The major hypothesis that guides studies in this project is that early life stress leads to a reduction in the ability to respond to safety signals. Despite substantial anecdotal evidence in support of this hypothesis, direct tests in humans or animals, using well-controlled behavioral paradigms, have been limited. In both rodents and humans, we have developed a discrimination procedure, referred to as AX+, BX-, that allows for the independent evaluation of excitation and inhibition of fear conditioning measured with the acoustic startle reflex. For example, AX+ could mean that two cues, such as a light and air flow created by a quiet fan presented together, are followed by shock. If so, then BX- would mean that a second cue, such as a tone and the fan, when presented together, would not be followed by shock. In this procedure, A elicits fear, whereas B is a safety signal, because it predicts that no shock will occur. Following such training, one can test whether B, the safety cue, will reduce fear to A by presenting A and B together. We have found in both rats and humans that B comes to inhibit fear following such training and this effect is not due to external inhibition. In humans, we will evaluate effects of early life stress in this paradigm using patients with or without major depressive disorders (MDD), with or without early life stress, as well as patients with social phobia with or without early life stress. In male and female rhesus monkeys we will set up this same procedure and then evaluate effects of early life stress using normal rearing conditions or rearing with repeated maternal separation, our model of early life stress. In addition, we will use another test we believe is a more a measure of anxiety than stimulus specific fear. Both humans and monkeys startle more in the dark than in the light. In rats, a nocturnal animal, we find they startle more in the light than in the dark, and this effect depends on the bed nucleus of the stria terminalis and not the central nucleus of the amygdala. A similar effect is found in rats when startle is enhanced after intraventricular infusion of CRF. Based on the fact that dark or light-enhanced startle, as well as CRF-enhanced startle in rats, involves unpredictable threat, we have suggested these effects may be more akin to anxiety vs. stimulus specific fear. Hence, we will evaluate dark-enhanced startle in these same patient groups, as well as in male and female rhesus monkeys, following normal rearing or rearing with early life stress.

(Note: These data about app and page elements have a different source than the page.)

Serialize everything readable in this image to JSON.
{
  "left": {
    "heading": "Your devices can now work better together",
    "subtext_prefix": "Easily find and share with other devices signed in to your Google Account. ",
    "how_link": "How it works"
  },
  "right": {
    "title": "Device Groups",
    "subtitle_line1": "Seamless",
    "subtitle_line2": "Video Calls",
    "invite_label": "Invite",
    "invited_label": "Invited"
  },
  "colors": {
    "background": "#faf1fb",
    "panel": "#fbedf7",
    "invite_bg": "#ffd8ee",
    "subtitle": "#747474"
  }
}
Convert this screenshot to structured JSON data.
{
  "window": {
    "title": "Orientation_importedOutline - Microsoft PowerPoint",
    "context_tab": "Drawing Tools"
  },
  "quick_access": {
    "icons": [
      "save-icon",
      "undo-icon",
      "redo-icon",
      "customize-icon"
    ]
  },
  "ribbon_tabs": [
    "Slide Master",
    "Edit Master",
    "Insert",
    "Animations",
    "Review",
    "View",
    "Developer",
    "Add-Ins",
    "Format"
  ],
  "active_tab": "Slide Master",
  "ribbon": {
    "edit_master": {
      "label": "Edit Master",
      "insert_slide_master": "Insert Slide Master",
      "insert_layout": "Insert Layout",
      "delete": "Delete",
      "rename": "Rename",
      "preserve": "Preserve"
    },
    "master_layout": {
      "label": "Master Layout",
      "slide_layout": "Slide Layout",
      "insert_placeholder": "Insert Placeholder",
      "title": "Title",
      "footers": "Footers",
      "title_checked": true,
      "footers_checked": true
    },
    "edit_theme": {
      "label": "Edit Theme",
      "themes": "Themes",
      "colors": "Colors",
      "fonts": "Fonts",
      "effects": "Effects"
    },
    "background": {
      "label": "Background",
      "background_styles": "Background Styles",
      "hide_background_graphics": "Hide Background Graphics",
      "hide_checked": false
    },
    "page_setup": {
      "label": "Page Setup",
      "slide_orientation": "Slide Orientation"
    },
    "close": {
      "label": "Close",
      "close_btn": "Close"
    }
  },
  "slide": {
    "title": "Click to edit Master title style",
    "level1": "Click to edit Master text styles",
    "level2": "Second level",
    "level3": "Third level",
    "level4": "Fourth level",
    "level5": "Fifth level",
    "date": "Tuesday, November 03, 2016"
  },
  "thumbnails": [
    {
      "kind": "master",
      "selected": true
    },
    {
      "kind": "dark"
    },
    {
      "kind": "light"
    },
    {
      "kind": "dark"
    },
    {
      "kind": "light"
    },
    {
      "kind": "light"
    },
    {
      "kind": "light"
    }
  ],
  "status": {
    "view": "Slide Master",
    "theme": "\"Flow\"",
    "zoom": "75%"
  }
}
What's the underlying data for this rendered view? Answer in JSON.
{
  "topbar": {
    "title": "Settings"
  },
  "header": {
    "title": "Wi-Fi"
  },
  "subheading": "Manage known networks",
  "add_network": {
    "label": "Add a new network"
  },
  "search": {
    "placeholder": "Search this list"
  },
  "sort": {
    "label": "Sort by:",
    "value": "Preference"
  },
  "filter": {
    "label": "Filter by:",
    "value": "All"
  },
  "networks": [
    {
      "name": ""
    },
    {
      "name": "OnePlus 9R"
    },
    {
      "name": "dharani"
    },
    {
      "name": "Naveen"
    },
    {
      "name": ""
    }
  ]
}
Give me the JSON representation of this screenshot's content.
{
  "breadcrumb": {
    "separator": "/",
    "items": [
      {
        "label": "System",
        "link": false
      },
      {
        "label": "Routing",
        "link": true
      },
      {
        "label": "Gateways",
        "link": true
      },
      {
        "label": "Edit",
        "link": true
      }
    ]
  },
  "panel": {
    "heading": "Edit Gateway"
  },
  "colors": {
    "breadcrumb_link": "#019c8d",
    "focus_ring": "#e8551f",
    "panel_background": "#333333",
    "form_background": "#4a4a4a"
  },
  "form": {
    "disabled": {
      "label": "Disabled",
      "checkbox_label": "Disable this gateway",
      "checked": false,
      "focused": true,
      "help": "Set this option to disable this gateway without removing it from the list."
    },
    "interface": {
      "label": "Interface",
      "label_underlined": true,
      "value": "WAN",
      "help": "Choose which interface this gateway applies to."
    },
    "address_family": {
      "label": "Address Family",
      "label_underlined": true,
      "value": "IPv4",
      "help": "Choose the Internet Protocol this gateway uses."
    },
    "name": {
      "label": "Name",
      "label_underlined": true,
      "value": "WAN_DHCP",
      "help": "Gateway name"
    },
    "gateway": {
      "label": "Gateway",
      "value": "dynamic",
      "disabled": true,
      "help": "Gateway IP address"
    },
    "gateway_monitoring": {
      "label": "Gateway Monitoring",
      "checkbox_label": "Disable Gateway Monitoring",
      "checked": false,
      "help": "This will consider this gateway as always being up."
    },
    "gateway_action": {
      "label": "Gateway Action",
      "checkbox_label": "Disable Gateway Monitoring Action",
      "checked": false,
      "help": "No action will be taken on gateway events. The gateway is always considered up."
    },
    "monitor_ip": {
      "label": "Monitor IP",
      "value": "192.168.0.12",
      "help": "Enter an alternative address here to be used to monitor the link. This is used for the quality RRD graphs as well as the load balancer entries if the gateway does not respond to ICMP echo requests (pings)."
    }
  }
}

National Institute of Health (NIH)
National Institute of Mental Health (NIMH)
Specialized Center (P50)
Project #
Application #
Study Section
Special Emphasis Panel (ZMH1)
Project Start
Project End
Budget Start
Budget End
Support Year
Fiscal Year
Total Cost
Indirect Cost
Emory University
United States
Zip Code
Goodman, Sherryl H; Bakeman, Roger; McCallum, Meaghan et al. (2017) Extending Models of Sensitive Parenting of Infants to Women at Risk for Perinatal Depression. Parent Sci Pract 17:30-50
Schechter, Julia C; Brennan, Patricia A; Smith, Alicia K et al. (2017) Maternal Prenatal Psychological Distress and Preschool Cognitive Functioning: the Protective Role of Positive Parental Engagement. J Abnorm Child Psychol 45:249-260
Houtepen, Lotte C; Vinkers, Christiaan H; Carrillo-Roa, Tania et al. (2016) Genome-wide DNA methylation levels and altered cortisol stress reactivity following childhood trauma in humans. Nat Commun 7:10967
Zannas, Anthony S; Arloth, Janine; Carrillo-Roa, Tania et al. (2015) Lifetime stress accelerates epigenetic aging in an urban, African American cohort: relevance of glucocorticoid signaling. Genome Biol 16:266
Klengel, Torsten; Binder, Elisabeth B (2015) FKBP5 allele-specific epigenetic modification in gene by environment interaction. Neuropsychopharmacology 40:244-6
Johnson, Katrina C; Brennan, Patricia A; Stowe, Zachary N et al. (2014) Physiological regulation in infants of women with a mood disorder: examining associations with maternal symptoms and stress. J Child Psychol Psychiatry 55:191-8
Rouse, Matthew H; Goodman, Sherryl H (2014) Perinatal depression influences on infant negative affectivity: timing, severity, and co-morbid anxiety. Infant Behav Dev 37:739-51
Hecht, Erin E; Murphy, Lauren E; Gutman, David A et al. (2013) Differences in neural activation for object-directed grasping in chimpanzees and humans. J Neurosci 33:14117-34
Heim, Christine M; Mayberg, Helen S; Mletzko, Tanja et al. (2013) Decreased cortical representation of genital somatosensory field after childhood sexual abuse. Am J Psychiatry 170:616-23
Miller, Andrew H; Haroon, Ebrahim; Raison, Charles L et al. (2013) Cytokine targets in the brain: impact on neurotransmitters and neurocircuits. Depress Anxiety 30:297-306

Showing the most recent 10 out of 146 publications